Extracted information ▸
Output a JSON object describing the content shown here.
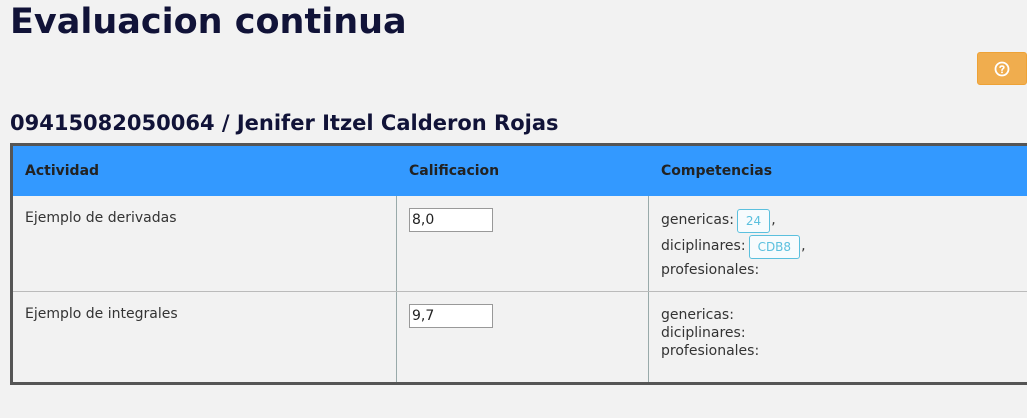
{
  "page": {
    "title": "Evaluacion continua",
    "help_icon": "question-circle-icon",
    "help_color": "#f0ad4e"
  },
  "student": {
    "header": "09415082050064 / Jenifer Itzel Calderon Rojas"
  },
  "table": {
    "header_color": "#3399ff",
    "columns": [
      "Actividad",
      "Calificacion",
      "Competencias"
    ],
    "rows": [
      {
        "actividad": "Ejemplo de derivadas",
        "calificacion": "8,0",
        "genericas_label": "genericas:",
        "genericas_tag": "24",
        "diciplinares_label": "diciplinares:",
        "diciplinares_tag": "CDB8",
        "profesionales_label": "profesionales:"
      },
      {
        "actividad": "Ejemplo de integrales",
        "calificacion": "9,7",
        "genericas_label": "genericas:",
        "diciplinares_label": "diciplinares:",
        "profesionales_label": "profesionales:"
      }
    ],
    "separator": ","
  }
}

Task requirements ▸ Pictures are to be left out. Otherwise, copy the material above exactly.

Reply to the task ▸
Output a JSON object describing the content shown here.
{
  "page": {
    "title": "Evaluacion continua",
    "help_icon": "question-circle-icon",
    "help_color": "#f0ad4e"
  },
  "student": {
    "header": "09415082050064 / Jenifer Itzel Calderon Rojas"
  },
  "table": {
    "header_color": "#3399ff",
    "columns": [
      "Actividad",
      "Calificacion",
      "Competencias"
    ],
    "rows": [
      {
        "actividad": "Ejemplo de derivadas",
        "calificacion": "8,0",
        "genericas_label": "genericas:",
        "genericas_tag": "24",
        "diciplinares_label": "diciplinares:",
        "diciplinares_tag": "CDB8",
        "profesionales_label": "profesionales:"
      },
      {
        "actividad": "Ejemplo de integrales",
        "calificacion": "9,7",
        "genericas_label": "genericas:",
        "diciplinares_label": "diciplinares:",
        "profesionales_label": "profesionales:"
      }
    ],
    "separator": ","
  }
}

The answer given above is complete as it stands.